Entries taken from a collection:
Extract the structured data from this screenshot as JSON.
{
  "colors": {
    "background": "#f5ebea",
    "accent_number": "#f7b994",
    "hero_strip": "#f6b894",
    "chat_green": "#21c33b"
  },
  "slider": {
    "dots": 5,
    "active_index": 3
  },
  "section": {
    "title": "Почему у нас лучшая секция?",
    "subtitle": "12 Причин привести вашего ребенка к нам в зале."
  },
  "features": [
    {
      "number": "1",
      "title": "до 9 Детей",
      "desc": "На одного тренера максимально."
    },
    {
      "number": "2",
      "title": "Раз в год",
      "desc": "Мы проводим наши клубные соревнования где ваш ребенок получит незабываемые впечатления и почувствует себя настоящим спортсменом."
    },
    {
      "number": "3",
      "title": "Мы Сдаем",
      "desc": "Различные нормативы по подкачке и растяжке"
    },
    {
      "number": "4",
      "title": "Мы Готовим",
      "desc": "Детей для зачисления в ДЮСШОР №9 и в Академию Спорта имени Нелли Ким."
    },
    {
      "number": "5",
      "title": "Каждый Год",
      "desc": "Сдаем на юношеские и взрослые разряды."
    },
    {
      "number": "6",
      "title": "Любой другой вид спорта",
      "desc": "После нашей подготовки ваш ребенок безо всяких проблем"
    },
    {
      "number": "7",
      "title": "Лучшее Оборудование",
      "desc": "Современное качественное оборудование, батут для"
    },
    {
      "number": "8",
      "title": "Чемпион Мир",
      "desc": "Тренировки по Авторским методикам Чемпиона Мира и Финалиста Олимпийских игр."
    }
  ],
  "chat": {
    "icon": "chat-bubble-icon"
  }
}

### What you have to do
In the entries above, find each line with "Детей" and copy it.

### Answer to this exercise
      "title": "до 9 Детей",
      "desc": "Детей для зачисления в ДЮСШОР №9 и в Академию Спорта имени Нелли Ким."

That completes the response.